Six Slack Davis Sanger attorneys were selected by their peers for inclusion in The 2019 Best Lawyers in America© list. This year marks the 21st consecutive year Managing Partner Mike Slack and Of Counsel Paula Sweeney will be named to the list; and the 11th consecutive year that Partners Mike Davis, Ladd Sanger, John Jose and Donna Bowen have been listed. All the attorneys were recognized for their plaintiffs’ work in personal injury, product liability and medical malpractice litigation.
For more than three decades, Best Lawyers® has become regarded as the definitive guide to legal professionalism and excellence around the globe. Best Lawyers® is based on an exhaustive peer-review survey. More than 52,000 leading attorneys cast 5.5 million votes on the legal abilities of other lawyers in more than 130 practice areas.
In light of the Douglas DC-3 airplane crash in Burnet County on July 22, KXAN and FOX 7 turned to Michael Slack, licensed pilot and owner of a WWII aircraft, to discuss the possible crash factors of the “Bluebonnet Belle” that veered off the runway, crashed and caught fire with 13 people on board.

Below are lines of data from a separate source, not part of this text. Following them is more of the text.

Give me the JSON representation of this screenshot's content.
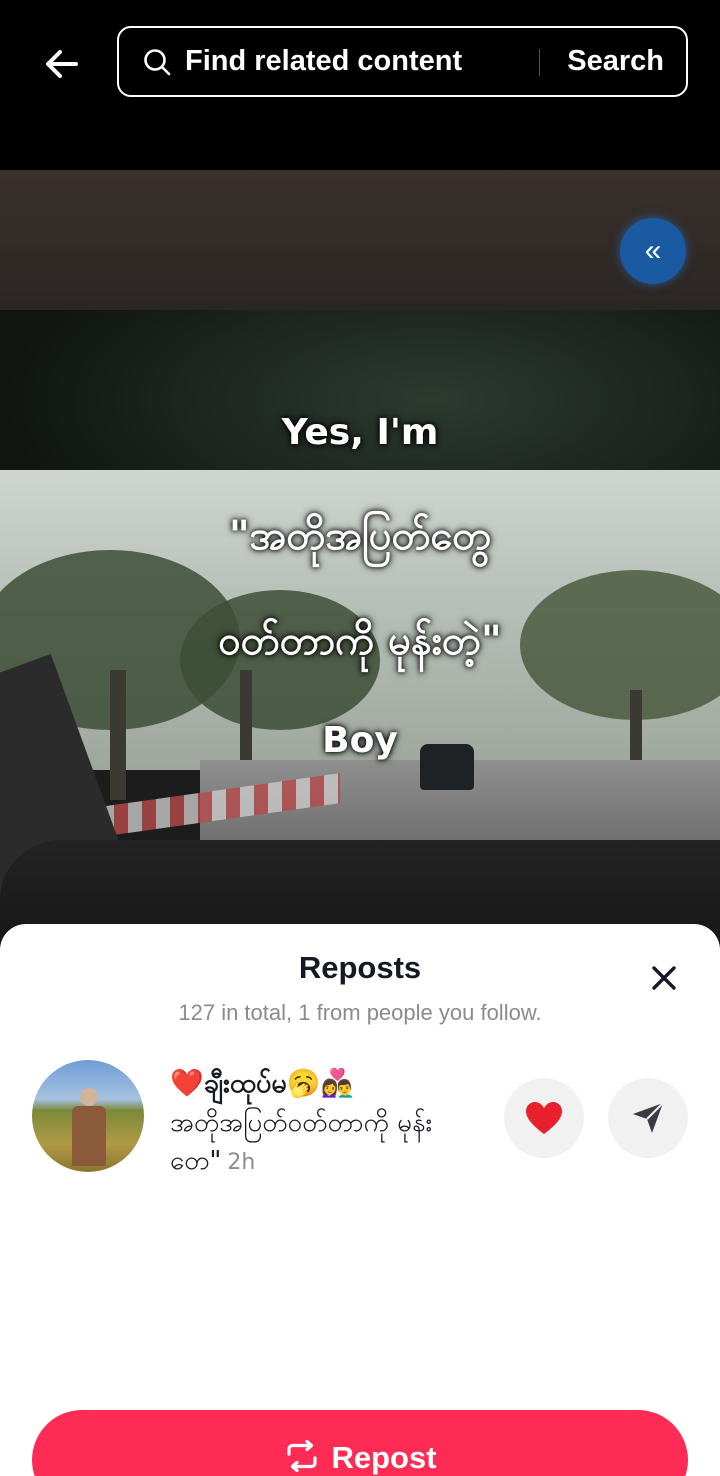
{
  "search": {
    "placeholder": "Find related content",
    "button_label": "Search"
  },
  "video": {
    "overlay_lines": [
      "Yes, I'm",
      "\"အတိုအပြတ်တွေ",
      "ဝတ်တာကို မုန်းတဲ့\"",
      "Boy"
    ],
    "expand_icon": "«"
  },
  "sheet": {
    "title": "Reposts",
    "subtitle": "127 in total, 1 from people you follow.",
    "users": [
      {
        "name": "❤️ချီးထုပ်မ🥱👩‍❤️‍👨",
        "caption": "အတိုအပြတ်ဝတ်တာကို မုန်းတေ\"",
        "time": "2h"
      }
    ],
    "repost_label": "Repost"
  },
  "colors": {
    "accent": "#fe2c55",
    "expand_button": "#1a5aa0",
    "like_heart": "#e8202e"
  },
  "icons": [
    "back-arrow-icon",
    "search-icon",
    "expand-icon",
    "close-icon",
    "heart-icon",
    "send-icon",
    "repost-icon"
  ]
}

No passengers were killed, but they suffered injuries as a result.
According to Slack, the video footage of the aircraft on its takeoff run indicated that the tail never came up, and that the aircraft did not achieve flying speed, even a considerable distance down the runway. He adds that this plane is considered a tail dragger and the pilot needs to hit a certain speed to take off. These issues coupled with the hot weather may have contributed to the crash.
“On a winter day, you can get nice performance out of your aircraft. On a hot summer day, high temperatures and the high elevation, Burnet is 1,200 feet above sea level, you can get impaired performances,” said Slack.

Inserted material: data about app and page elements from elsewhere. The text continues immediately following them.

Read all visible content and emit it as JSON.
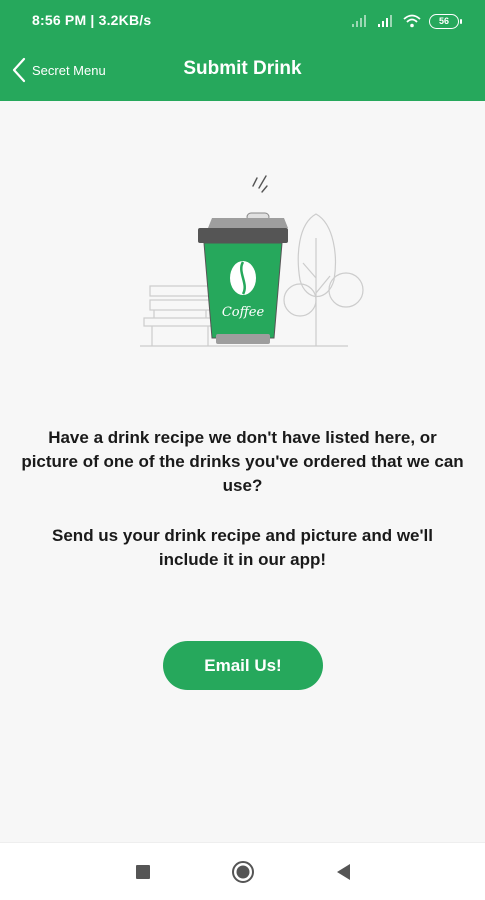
{
  "status_bar": {
    "time_speed": "8:56 PM | 3.2KB/s",
    "battery": "56"
  },
  "app_bar": {
    "back_label": "Secret Menu",
    "title": "Submit Drink"
  },
  "illustration": {
    "cup_label": "Coffee"
  },
  "content": {
    "message_1": "Have a drink recipe we don't have listed here, or picture of one of the drinks you've ordered that we can use?",
    "message_2": "Send us your drink recipe and picture and we'll include it in our app!"
  },
  "actions": {
    "email_label": "Email Us!"
  },
  "colors": {
    "brand_green": "#26a85c",
    "background": "#f7f7f7",
    "text": "#1a1a1a"
  },
  "nav_bar": {
    "icons": [
      "recents-icon",
      "home-icon",
      "back-icon"
    ]
  }
}
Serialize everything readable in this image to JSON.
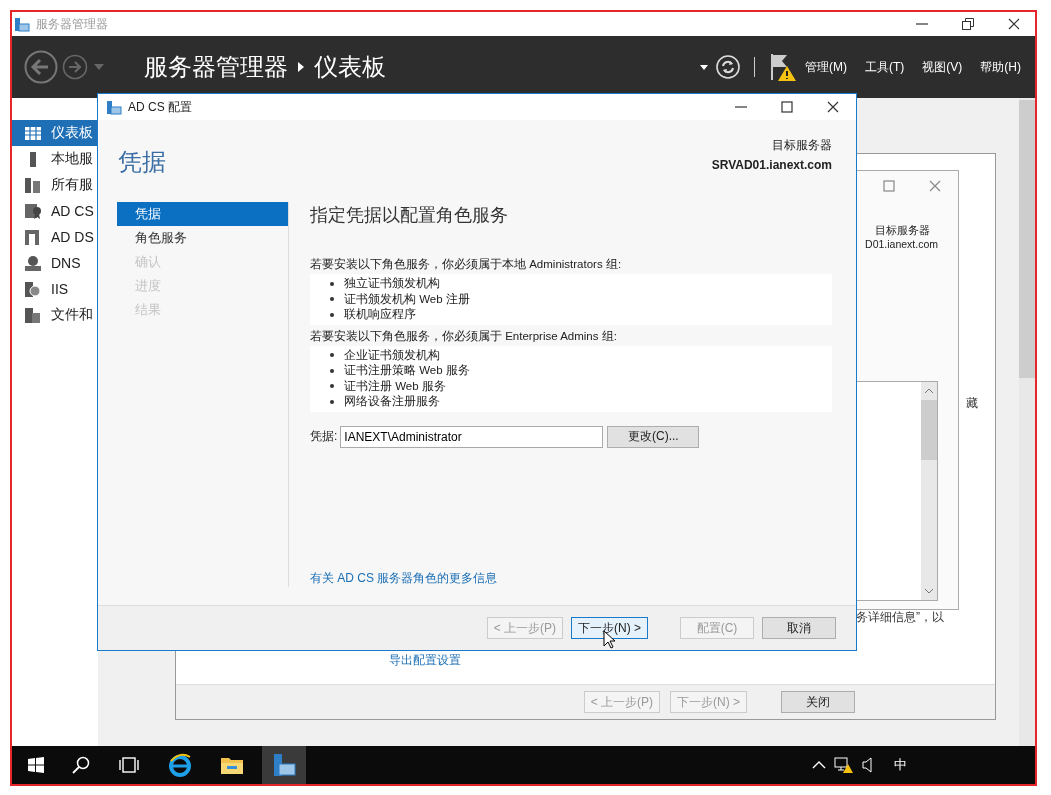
{
  "main_window": {
    "title": "服务器管理器",
    "breadcrumb": [
      "服务器管理器",
      "仪表板"
    ],
    "menus": [
      "管理(M)",
      "工具(T)",
      "视图(V)",
      "帮助(H)"
    ]
  },
  "nav": [
    {
      "label": "仪表板",
      "selected": true
    },
    {
      "label": "本地服",
      "selected": false
    },
    {
      "label": "所有服",
      "selected": false
    },
    {
      "label": "AD CS",
      "selected": false
    },
    {
      "label": "AD DS",
      "selected": false
    },
    {
      "label": "DNS",
      "selected": false
    },
    {
      "label": "IIS",
      "selected": false
    },
    {
      "label": "文件和",
      "selected": false
    }
  ],
  "background_wizard": {
    "link": "导出配置设置",
    "side_texts": [
      "藏",
      "务详细信息”，以"
    ],
    "buttons": [
      {
        "label": "< 上一步(P)",
        "disabled": true
      },
      {
        "label": "下一步(N) >",
        "disabled": true
      },
      {
        "label": "关闭",
        "disabled": false
      }
    ]
  },
  "inner_window": {
    "target_label": "目标服务器",
    "target_server": "D01.ianext.com"
  },
  "dialog": {
    "title": "AD CS 配置",
    "heading": "凭据",
    "target_label": "目标服务器",
    "target_server": "SRVAD01.ianext.com",
    "steps": [
      {
        "label": "凭据",
        "selected": true,
        "disabled": false
      },
      {
        "label": "角色服务",
        "selected": false,
        "disabled": false
      },
      {
        "label": "确认",
        "selected": false,
        "disabled": true
      },
      {
        "label": "进度",
        "selected": false,
        "disabled": true
      },
      {
        "label": "结果",
        "selected": false,
        "disabled": true
      }
    ],
    "page_heading": "指定凭据以配置角色服务",
    "groups": [
      {
        "intro": "若要安装以下角色服务，你必须属于本地 Administrators 组:",
        "items": [
          "独立证书颁发机构",
          "证书颁发机构 Web 注册",
          "联机响应程序"
        ]
      },
      {
        "intro": "若要安装以下角色服务，你必须属于 Enterprise Admins 组:",
        "items": [
          "企业证书颁发机构",
          "证书注册策略 Web 服务",
          "证书注册 Web 服务",
          "网络设备注册服务"
        ]
      }
    ],
    "credential": {
      "label": "凭据:",
      "value": "IANEXT\\Administrator",
      "button": "更改(C)..."
    },
    "link": "有关 AD CS 服务器角色的更多信息",
    "buttons": [
      {
        "label": "< 上一步(P)",
        "disabled": true,
        "default": false
      },
      {
        "label": "下一步(N) >",
        "disabled": false,
        "default": true
      },
      {
        "label": "配置(C)",
        "disabled": true,
        "default": false
      },
      {
        "label": "取消",
        "disabled": false,
        "default": false
      }
    ]
  },
  "taskbar": {
    "input_method": "中"
  }
}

Watch the KXAN interview.
Watch the FOX 7 interview.
In light of the recent $90 million verdict against trucking company, Werner Enterprises, it’s time we ask: Are trucking companies doing enough to train their drivers and keep the roads safe? In John Jose’s Law360 article he addresses the massive issue of trucking companies allowing student drivers to take the wheel of commercial trucks with insufficient training.
In the lawsuit against Werner Enterprises, a student driver was alone and behind the wheel of an 18-wheeler during black ice conditions, when the driver skidded into oncoming traffic and crashed into a car, killing one child and seriously injuring several other passengers.
Jose points out that this is not the only instance a trucking company has allowed a student driver to take the wheel with insufficient training, however, companies are getting away with it under the guise of the “team driving” method. According to Jose, there is a severe shortage of qualified drivers due to poor working conditions and extremely long hours, but the demand for over-the-road deliveries is on the rise. As a result, companies are pushing student drivers out onto the road without the required amount of training hours logged in order to meet their tight deadlines.
Jose adds that this practice needs to be brought to the public’s attention, and regulations need to be put in place to stop this dangerous practice, or there will be many more lawsuits like Werner in the future.
Read full article. (Subscription required)
The National Transportation Safety Board is investigating the recent medical helicopter crash that killed three crew members in Wisconsin. Although the cause of the crash is yet unknown, this and other accidents raise the question of how safe helicopter ambulances are. In the Associated Press article “Safety of Medical Helicopters Draws Scrutiny After Crash,” Dallas Managing Partner Ladd Sanger discussed what factors can result in a crash and why helicopter ambulances aren’t always the answer in a medical emergency.
One factor that can cause accidents is weather. Bad weather means that hospitals need to make several calls in search of a pilot willing to fly. Sanger noted that this results in pressure on providers and pilots to fly, because they want to be known as the go-to person and not the one that says ‘no.’
Although helicopters can be good alternatives for people that are seriously injured or very sick in remote areas to get to the hospital, Sanger explained that the vast majority of helicopter transports are not medically necessary. He said, “You would get to the hospital faster and way cheaper if you used a ground ambulance.”
Read full article.
Although the safety record of commercial airlines has made flyers feel more secure, that reputation unfortunately doesn’t carry over to charter flights. In the Bottom Line Personal article “How to…Make Sure a Charter Airline is Safe,” Partner Ladd Sanger provides insight on how to assess whether a US-based charter flight is safe, especially in light of high accident rates and minimal government oversight.
“One way to reduce your risk on charter flights: Fly only in a twin-engine plane that has two pilots,” said Sanger. He explained that these planes with multi-pilots can typically land safely even if a problem occurs with the engine or pilot. Sanger also recommends opting for a twin-engine jet when possible, as charter-jet pilots are subjected to more rigorous training requirements.
According to Sanger other safety protocols include asking to see the operator’s Part 135 certificate, the operator’s facilities and a copy of their insurance declaration. He also recommended searching for any other certifications on Aviation Research Group or Wyvern’s websites.
Read full article.